Task instructions:
Reproduce all the data, character for character.

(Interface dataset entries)

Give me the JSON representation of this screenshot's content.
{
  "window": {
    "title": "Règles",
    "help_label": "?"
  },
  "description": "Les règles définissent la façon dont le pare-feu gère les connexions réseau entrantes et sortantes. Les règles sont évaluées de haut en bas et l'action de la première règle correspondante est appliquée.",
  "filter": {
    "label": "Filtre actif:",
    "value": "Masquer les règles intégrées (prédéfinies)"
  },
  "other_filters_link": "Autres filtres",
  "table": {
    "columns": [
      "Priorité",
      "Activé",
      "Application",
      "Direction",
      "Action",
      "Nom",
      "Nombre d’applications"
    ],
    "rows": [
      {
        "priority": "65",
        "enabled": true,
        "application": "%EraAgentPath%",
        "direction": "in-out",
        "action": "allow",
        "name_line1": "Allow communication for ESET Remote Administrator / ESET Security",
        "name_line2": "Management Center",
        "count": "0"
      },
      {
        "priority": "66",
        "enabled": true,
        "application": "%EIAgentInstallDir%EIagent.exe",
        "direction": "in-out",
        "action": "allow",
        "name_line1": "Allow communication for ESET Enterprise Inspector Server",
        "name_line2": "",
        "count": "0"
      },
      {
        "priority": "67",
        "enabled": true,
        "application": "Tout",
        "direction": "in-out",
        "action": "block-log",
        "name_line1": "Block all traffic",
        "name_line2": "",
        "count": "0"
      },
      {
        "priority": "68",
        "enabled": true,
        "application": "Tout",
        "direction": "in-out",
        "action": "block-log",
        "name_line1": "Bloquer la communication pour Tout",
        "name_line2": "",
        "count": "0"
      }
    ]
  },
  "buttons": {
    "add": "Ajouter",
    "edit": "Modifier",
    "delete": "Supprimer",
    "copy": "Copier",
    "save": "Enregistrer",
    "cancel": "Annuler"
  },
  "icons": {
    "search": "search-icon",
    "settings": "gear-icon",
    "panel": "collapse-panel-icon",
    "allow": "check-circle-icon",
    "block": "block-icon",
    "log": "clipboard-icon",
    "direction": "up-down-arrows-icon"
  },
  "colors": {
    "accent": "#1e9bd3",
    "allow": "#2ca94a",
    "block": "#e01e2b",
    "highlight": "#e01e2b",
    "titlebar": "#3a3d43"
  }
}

Exercise solution:
Give me the JSON representation of this screenshot's content.
{
  "window": {
    "title": "Règles",
    "help_label": "?"
  },
  "description": "Les règles définissent la façon dont le pare-feu gère les connexions réseau entrantes et sortantes. Les règles sont évaluées de haut en bas et l'action de la première règle correspondante est appliquée.",
  "filter": {
    "label": "Filtre actif:",
    "value": "Masquer les règles intégrées (prédéfinies)"
  },
  "other_filters_link": "Autres filtres",
  "table": {
    "columns": [
      "Priorité",
      "Activé",
      "Application",
      "Direction",
      "Action",
      "Nom",
      "Nombre d’applications"
    ],
    "rows": [
      {
        "priority": "65",
        "enabled": true,
        "application": "%EraAgentPath%",
        "direction": "in-out",
        "action": "allow",
        "name_line1": "Allow communication for ESET Remote Administrator / ESET Security",
        "name_line2": "Management Center",
        "count": "0"
      },
      {
        "priority": "66",
        "enabled": true,
        "application": "%EIAgentInstallDir%EIagent.exe",
        "direction": "in-out",
        "action": "allow",
        "name_line1": "Allow communication for ESET Enterprise Inspector Server",
        "name_line2": "",
        "count": "0"
      },
      {
        "priority": "67",
        "enabled": true,
        "application": "Tout",
        "direction": "in-out",
        "action": "block-log",
        "name_line1": "Block all traffic",
        "name_line2": "",
        "count": "0"
      },
      {
        "priority": "68",
        "enabled": true,
        "application": "Tout",
        "direction": "in-out",
        "action": "block-log",
        "name_line1": "Bloquer la communication pour Tout",
        "name_line2": "",
        "count": "0"
      }
    ]
  },
  "buttons": {
    "add": "Ajouter",
    "edit": "Modifier",
    "delete": "Supprimer",
    "copy": "Copier",
    "save": "Enregistrer",
    "cancel": "Annuler"
  },
  "icons": {
    "search": "search-icon",
    "settings": "gear-icon",
    "panel": "collapse-panel-icon",
    "allow": "check-circle-icon",
    "block": "block-icon",
    "log": "clipboard-icon",
    "direction": "up-down-arrows-icon"
  },
  "colors": {
    "accent": "#1e9bd3",
    "allow": "#2ca94a",
    "block": "#e01e2b",
    "highlight": "#e01e2b",
    "titlebar": "#3a3d43"
  }
}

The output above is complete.